MATERIAL FOR THIS TASK Block Start

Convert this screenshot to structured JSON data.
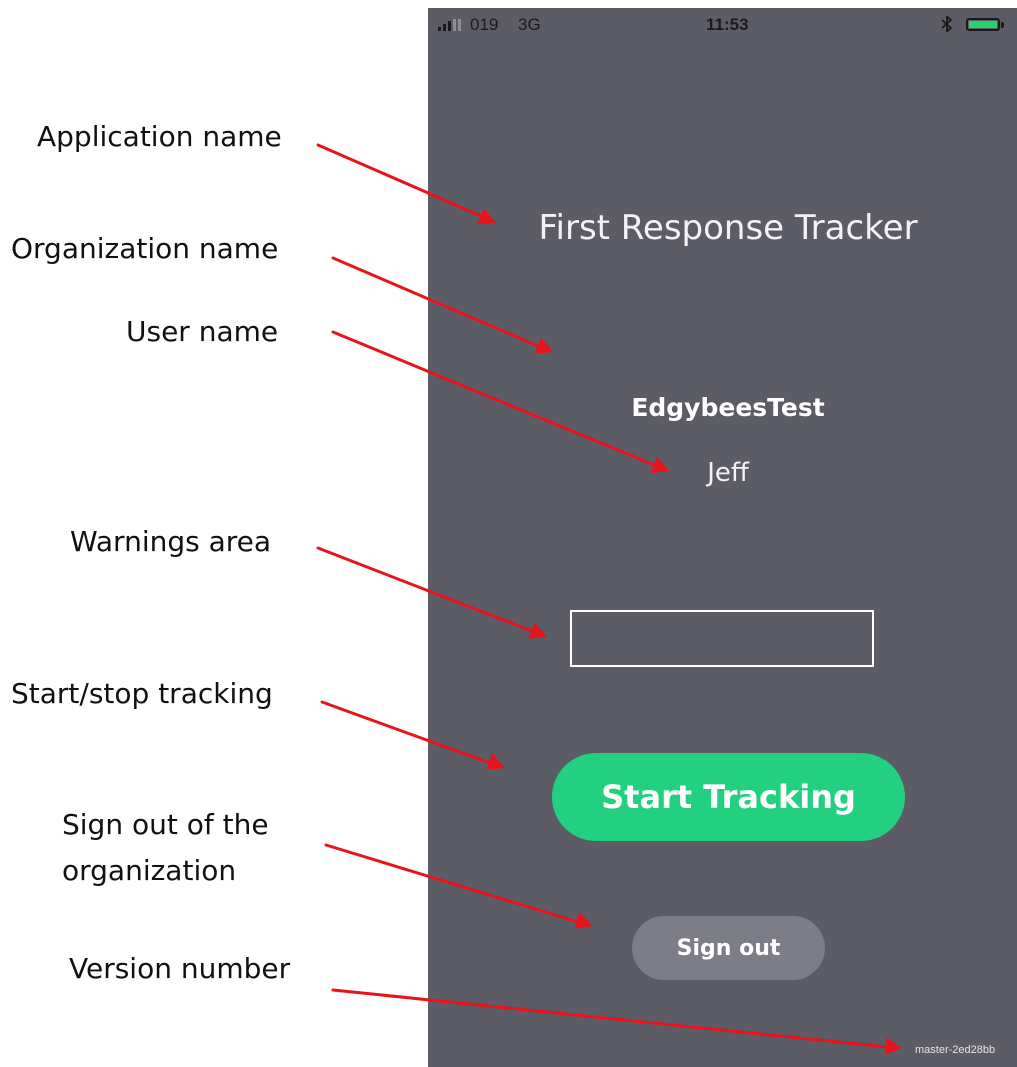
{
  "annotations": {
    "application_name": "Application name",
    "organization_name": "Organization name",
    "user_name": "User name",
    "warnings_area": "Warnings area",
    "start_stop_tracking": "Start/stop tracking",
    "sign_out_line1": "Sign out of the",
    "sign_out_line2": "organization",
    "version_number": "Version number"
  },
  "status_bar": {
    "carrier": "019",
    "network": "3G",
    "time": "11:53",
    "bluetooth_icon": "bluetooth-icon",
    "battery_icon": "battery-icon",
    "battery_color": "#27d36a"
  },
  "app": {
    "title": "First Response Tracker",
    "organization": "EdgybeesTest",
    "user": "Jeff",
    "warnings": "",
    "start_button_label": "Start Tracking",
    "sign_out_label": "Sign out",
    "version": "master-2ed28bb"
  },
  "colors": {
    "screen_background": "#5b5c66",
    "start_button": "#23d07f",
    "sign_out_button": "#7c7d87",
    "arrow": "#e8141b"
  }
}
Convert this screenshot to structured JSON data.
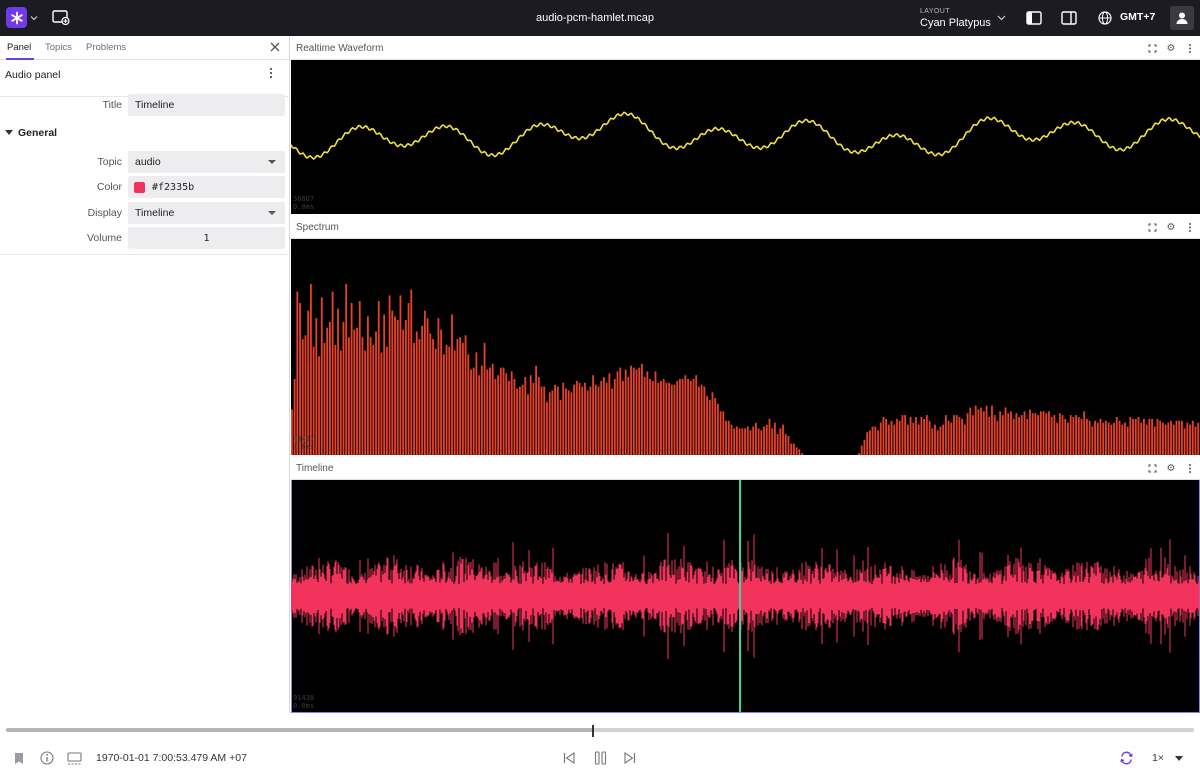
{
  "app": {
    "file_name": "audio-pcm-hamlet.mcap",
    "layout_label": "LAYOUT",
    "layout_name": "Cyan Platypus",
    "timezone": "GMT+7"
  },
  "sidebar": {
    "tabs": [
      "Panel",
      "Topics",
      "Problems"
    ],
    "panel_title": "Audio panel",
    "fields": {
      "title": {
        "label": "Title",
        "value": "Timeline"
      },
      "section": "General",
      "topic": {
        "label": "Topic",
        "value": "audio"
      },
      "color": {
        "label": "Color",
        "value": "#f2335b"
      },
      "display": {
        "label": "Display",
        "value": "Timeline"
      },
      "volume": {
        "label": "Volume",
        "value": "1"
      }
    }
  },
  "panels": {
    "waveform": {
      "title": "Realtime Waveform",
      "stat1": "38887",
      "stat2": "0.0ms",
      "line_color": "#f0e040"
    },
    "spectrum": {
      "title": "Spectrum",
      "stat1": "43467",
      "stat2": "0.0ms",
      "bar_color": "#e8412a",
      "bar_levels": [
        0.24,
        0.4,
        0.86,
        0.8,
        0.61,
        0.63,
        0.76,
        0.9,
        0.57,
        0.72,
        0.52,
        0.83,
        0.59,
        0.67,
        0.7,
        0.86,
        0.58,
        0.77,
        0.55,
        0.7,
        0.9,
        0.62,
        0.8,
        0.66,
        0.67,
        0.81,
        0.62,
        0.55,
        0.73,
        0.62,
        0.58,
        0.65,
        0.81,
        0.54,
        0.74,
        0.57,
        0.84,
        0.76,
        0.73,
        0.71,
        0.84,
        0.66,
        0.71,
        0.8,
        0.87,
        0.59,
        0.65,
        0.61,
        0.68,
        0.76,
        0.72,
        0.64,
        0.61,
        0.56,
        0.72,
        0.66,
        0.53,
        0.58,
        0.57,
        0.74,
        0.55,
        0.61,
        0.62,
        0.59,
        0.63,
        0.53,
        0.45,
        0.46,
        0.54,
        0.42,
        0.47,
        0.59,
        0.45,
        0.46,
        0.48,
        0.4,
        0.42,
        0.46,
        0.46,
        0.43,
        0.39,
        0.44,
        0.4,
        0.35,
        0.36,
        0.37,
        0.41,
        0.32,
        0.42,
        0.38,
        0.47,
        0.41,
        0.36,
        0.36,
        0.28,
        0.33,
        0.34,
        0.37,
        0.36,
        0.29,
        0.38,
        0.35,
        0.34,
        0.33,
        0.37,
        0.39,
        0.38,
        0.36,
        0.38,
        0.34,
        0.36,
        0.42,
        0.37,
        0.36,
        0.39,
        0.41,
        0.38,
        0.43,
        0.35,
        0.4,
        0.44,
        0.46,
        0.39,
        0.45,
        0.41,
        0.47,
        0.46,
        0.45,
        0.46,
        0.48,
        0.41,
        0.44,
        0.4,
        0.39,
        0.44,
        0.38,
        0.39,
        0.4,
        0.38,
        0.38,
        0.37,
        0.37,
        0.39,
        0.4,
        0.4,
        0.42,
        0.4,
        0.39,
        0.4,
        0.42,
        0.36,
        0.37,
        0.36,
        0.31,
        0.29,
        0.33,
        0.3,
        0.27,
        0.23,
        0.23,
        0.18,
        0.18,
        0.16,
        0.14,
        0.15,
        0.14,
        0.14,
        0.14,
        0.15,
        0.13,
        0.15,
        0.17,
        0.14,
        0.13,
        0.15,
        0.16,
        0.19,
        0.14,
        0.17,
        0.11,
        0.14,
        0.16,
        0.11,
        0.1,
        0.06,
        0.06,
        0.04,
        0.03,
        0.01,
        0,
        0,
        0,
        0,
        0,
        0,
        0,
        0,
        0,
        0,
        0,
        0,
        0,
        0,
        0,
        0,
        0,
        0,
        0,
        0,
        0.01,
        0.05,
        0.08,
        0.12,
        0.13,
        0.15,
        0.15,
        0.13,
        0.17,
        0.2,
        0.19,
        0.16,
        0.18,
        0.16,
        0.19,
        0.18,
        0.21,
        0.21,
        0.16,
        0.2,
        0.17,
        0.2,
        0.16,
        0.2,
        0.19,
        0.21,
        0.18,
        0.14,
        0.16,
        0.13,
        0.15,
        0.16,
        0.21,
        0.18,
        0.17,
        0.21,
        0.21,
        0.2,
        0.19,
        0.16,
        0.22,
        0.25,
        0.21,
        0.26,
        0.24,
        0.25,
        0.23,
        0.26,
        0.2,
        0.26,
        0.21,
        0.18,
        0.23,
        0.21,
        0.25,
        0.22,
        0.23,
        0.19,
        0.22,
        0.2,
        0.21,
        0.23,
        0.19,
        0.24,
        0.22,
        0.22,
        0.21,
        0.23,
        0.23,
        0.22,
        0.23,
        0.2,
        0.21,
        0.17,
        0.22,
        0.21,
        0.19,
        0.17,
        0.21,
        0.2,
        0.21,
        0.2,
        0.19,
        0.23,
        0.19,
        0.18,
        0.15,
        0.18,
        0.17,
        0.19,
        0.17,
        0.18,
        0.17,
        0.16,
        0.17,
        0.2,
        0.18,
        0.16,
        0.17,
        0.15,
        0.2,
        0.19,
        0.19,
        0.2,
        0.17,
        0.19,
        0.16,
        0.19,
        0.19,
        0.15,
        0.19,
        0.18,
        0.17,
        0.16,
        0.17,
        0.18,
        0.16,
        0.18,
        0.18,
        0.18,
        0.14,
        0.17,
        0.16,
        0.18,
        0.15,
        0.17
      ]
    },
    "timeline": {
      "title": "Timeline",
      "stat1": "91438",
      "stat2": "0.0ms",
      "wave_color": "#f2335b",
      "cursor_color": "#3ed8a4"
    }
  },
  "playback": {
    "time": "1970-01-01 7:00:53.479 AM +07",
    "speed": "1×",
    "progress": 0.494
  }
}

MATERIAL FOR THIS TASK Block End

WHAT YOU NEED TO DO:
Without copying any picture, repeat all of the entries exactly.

RESPONSE:
Convert this screenshot to structured JSON data.
{
  "annotations": {
    "application_name": "Application name",
    "organization_name": "Organization name",
    "user_name": "User name",
    "warnings_area": "Warnings area",
    "start_stop_tracking": "Start/stop tracking",
    "sign_out_line1": "Sign out of the",
    "sign_out_line2": "organization",
    "version_number": "Version number"
  },
  "status_bar": {
    "carrier": "019",
    "network": "3G",
    "time": "11:53",
    "bluetooth_icon": "bluetooth-icon",
    "battery_icon": "battery-icon",
    "battery_color": "#27d36a"
  },
  "app": {
    "title": "First Response Tracker",
    "organization": "EdgybeesTest",
    "user": "Jeff",
    "warnings": "",
    "start_button_label": "Start Tracking",
    "sign_out_label": "Sign out",
    "version": "master-2ed28bb"
  },
  "colors": {
    "screen_background": "#5b5c66",
    "start_button": "#23d07f",
    "sign_out_button": "#7c7d87",
    "arrow": "#e8141b"
  }
}
Convert this screenshot to structured JSON data.
{
  "app": {
    "file_name": "audio-pcm-hamlet.mcap",
    "layout_label": "LAYOUT",
    "layout_name": "Cyan Platypus",
    "timezone": "GMT+7"
  },
  "sidebar": {
    "tabs": [
      "Panel",
      "Topics",
      "Problems"
    ],
    "panel_title": "Audio panel",
    "fields": {
      "title": {
        "label": "Title",
        "value": "Timeline"
      },
      "section": "General",
      "topic": {
        "label": "Topic",
        "value": "audio"
      },
      "color": {
        "label": "Color",
        "value": "#f2335b"
      },
      "display": {
        "label": "Display",
        "value": "Timeline"
      },
      "volume": {
        "label": "Volume",
        "value": "1"
      }
    }
  },
  "panels": {
    "waveform": {
      "title": "Realtime Waveform",
      "stat1": "38887",
      "stat2": "0.0ms",
      "line_color": "#f0e040"
    },
    "spectrum": {
      "title": "Spectrum",
      "stat1": "43467",
      "stat2": "0.0ms",
      "bar_color": "#e8412a",
      "bar_levels": [
        0.24,
        0.4,
        0.86,
        0.8,
        0.61,
        0.63,
        0.76,
        0.9,
        0.57,
        0.72,
        0.52,
        0.83,
        0.59,
        0.67,
        0.7,
        0.86,
        0.58,
        0.77,
        0.55,
        0.7,
        0.9,
        0.62,
        0.8,
        0.66,
        0.67,
        0.81,
        0.62,
        0.55,
        0.73,
        0.62,
        0.58,
        0.65,
        0.81,
        0.54,
        0.74,
        0.57,
        0.84,
        0.76,
        0.73,
        0.71,
        0.84,
        0.66,
        0.71,
        0.8,
        0.87,
        0.59,
        0.65,
        0.61,
        0.68,
        0.76,
        0.72,
        0.64,
        0.61,
        0.56,
        0.72,
        0.66,
        0.53,
        0.58,
        0.57,
        0.74,
        0.55,
        0.61,
        0.62,
        0.59,
        0.63,
        0.53,
        0.45,
        0.46,
        0.54,
        0.42,
        0.47,
        0.59,
        0.45,
        0.46,
        0.48,
        0.4,
        0.42,
        0.46,
        0.46,
        0.43,
        0.39,
        0.44,
        0.4,
        0.35,
        0.36,
        0.37,
        0.41,
        0.32,
        0.42,
        0.38,
        0.47,
        0.41,
        0.36,
        0.36,
        0.28,
        0.33,
        0.34,
        0.37,
        0.36,
        0.29,
        0.38,
        0.35,
        0.34,
        0.33,
        0.37,
        0.39,
        0.38,
        0.36,
        0.38,
        0.34,
        0.36,
        0.42,
        0.37,
        0.36,
        0.39,
        0.41,
        0.38,
        0.43,
        0.35,
        0.4,
        0.44,
        0.46,
        0.39,
        0.45,
        0.41,
        0.47,
        0.46,
        0.45,
        0.46,
        0.48,
        0.41,
        0.44,
        0.4,
        0.39,
        0.44,
        0.38,
        0.39,
        0.4,
        0.38,
        0.38,
        0.37,
        0.37,
        0.39,
        0.4,
        0.4,
        0.42,
        0.4,
        0.39,
        0.4,
        0.42,
        0.36,
        0.37,
        0.36,
        0.31,
        0.29,
        0.33,
        0.3,
        0.27,
        0.23,
        0.23,
        0.18,
        0.18,
        0.16,
        0.14,
        0.15,
        0.14,
        0.14,
        0.14,
        0.15,
        0.13,
        0.15,
        0.17,
        0.14,
        0.13,
        0.15,
        0.16,
        0.19,
        0.14,
        0.17,
        0.11,
        0.14,
        0.16,
        0.11,
        0.1,
        0.06,
        0.06,
        0.04,
        0.03,
        0.01,
        0,
        0,
        0,
        0,
        0,
        0,
        0,
        0,
        0,
        0,
        0,
        0,
        0,
        0,
        0,
        0,
        0,
        0,
        0,
        0,
        0.01,
        0.05,
        0.08,
        0.12,
        0.13,
        0.15,
        0.15,
        0.13,
        0.17,
        0.2,
        0.19,
        0.16,
        0.18,
        0.16,
        0.19,
        0.18,
        0.21,
        0.21,
        0.16,
        0.2,
        0.17,
        0.2,
        0.16,
        0.2,
        0.19,
        0.21,
        0.18,
        0.14,
        0.16,
        0.13,
        0.15,
        0.16,
        0.21,
        0.18,
        0.17,
        0.21,
        0.21,
        0.2,
        0.19,
        0.16,
        0.22,
        0.25,
        0.21,
        0.26,
        0.24,
        0.25,
        0.23,
        0.26,
        0.2,
        0.26,
        0.21,
        0.18,
        0.23,
        0.21,
        0.25,
        0.22,
        0.23,
        0.19,
        0.22,
        0.2,
        0.21,
        0.23,
        0.19,
        0.24,
        0.22,
        0.22,
        0.21,
        0.23,
        0.23,
        0.22,
        0.23,
        0.2,
        0.21,
        0.17,
        0.22,
        0.21,
        0.19,
        0.17,
        0.21,
        0.2,
        0.21,
        0.2,
        0.19,
        0.23,
        0.19,
        0.18,
        0.15,
        0.18,
        0.17,
        0.19,
        0.17,
        0.18,
        0.17,
        0.16,
        0.17,
        0.2,
        0.18,
        0.16,
        0.17,
        0.15,
        0.2,
        0.19,
        0.19,
        0.2,
        0.17,
        0.19,
        0.16,
        0.19,
        0.19,
        0.15,
        0.19,
        0.18,
        0.17,
        0.16,
        0.17,
        0.18,
        0.16,
        0.18,
        0.18,
        0.18,
        0.14,
        0.17,
        0.16,
        0.18,
        0.15,
        0.17
      ]
    },
    "timeline": {
      "title": "Timeline",
      "stat1": "91438",
      "stat2": "0.0ms",
      "wave_color": "#f2335b",
      "cursor_color": "#3ed8a4"
    }
  },
  "playback": {
    "time": "1970-01-01 7:00:53.479 AM +07",
    "speed": "1×",
    "progress": 0.494
  }
}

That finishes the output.